It’s about rush time again in the Greek world. Fraternities are out throwing barbeques. Sororities gather in front of their houses and practice cheers. These are the fun time days of social events geared towards promoting new members.
But once the days of rush are over and pledging begins, it’s not all fun and games anymore, especially behind closed doors. As seen with the Omicron Omicron chapter of the Zeta Phi Beta sorority that was recently booted from campus for hazing activities such as sleep deprivation, physically straining activities and the forced eating of cat food.
Well, I say to those who complain about hazing, if you can’t handle the heat, get out of the kitchen.
Pledging to a fraternity or sorority is not supposed to be an easy thing. It’s a challenge, and that’s one reason you do it. You form a bond with your brothers or sisters because of what you go through to gain your membership.
It sounds twisted, but that’s only if you look at it that way.
So what if you had to eat some cat food? That’s hilarious. I ate cat food a couple times as a kid with my sister for fun.

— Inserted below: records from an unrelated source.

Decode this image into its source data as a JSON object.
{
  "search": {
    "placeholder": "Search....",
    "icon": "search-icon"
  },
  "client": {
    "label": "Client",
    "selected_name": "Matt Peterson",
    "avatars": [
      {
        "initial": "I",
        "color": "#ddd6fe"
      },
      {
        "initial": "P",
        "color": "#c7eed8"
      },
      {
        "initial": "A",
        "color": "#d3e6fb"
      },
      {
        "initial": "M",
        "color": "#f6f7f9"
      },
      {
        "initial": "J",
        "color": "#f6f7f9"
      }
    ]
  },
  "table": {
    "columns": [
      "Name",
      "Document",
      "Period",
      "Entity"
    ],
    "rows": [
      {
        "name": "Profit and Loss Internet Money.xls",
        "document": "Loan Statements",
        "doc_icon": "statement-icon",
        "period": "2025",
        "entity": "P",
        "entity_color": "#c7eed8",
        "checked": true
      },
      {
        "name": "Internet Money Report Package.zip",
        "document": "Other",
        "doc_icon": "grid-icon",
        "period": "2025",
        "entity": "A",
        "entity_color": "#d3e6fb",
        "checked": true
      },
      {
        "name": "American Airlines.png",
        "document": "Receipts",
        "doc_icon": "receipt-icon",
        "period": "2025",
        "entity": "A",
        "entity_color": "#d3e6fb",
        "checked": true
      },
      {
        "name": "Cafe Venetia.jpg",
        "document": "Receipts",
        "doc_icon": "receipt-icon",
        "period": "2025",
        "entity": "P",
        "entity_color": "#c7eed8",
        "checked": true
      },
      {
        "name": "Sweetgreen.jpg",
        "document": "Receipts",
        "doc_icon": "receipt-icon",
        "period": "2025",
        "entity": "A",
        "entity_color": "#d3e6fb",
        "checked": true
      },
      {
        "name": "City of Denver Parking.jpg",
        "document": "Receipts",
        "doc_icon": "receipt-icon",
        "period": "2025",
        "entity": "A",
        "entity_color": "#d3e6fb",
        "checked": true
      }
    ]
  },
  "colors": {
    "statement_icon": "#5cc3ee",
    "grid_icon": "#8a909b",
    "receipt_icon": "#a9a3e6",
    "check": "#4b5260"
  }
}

So you had to recite the history of the house while in a one armed push-up position. That’s a great workout. Would you sign up for the army and file a complaint because you had to do sit-ups while your commander yelled in your face?
If they try to make you do something that will physically harm you or will permanently scar your pride, be a man or woman. Get up and walk out.
Now there may be some Greek organizations that take things too far, but as an ex frat boy, I understand the mentality and think that as a general rule, these organizations get an unfair bad rap from many.
Yeah, I had to put on a suit, stand up in front of a room full of screaming brothers and recite each and every member’s personal attributes and interests. But what great public speaking practice that was. I’ll never have a more difficult audience.
Yeah, I got boxing gloves taped on my hands, was given a bunch of change, and told to go down the street and buy drinks for the brothers. But that was really funny and actually a good time.
And yeah, I went through a hellish week with little sleep doing all kinds of teamwork challenges. But it improved my work ethic and ability to handle difficult tasks in adverse conditions while working in a group. It was good for me.
One time a brother told me to eat a gold fish. I simply said no.
So don’t complain and claim “torture” like one pledge did from Zeta Phi Beta. If you want to know about torture, ask John McCain. Obama wouldn’t even say this was torture, and Dick Cheney definitely would not.
Despite the challenges, my fraternal experience ended up being great. I learned about making a large organization run and had a lot of fun doing it. So if you can’t do it for positive reasons or can’t handle the challenge, then just get out.
Go Greek and have fun with it or go do your own thing.
Andy Kruse is an anthropology graduate student. His column appears occasionally in the Collegian. Letters and feedback can be sent to email@example.com.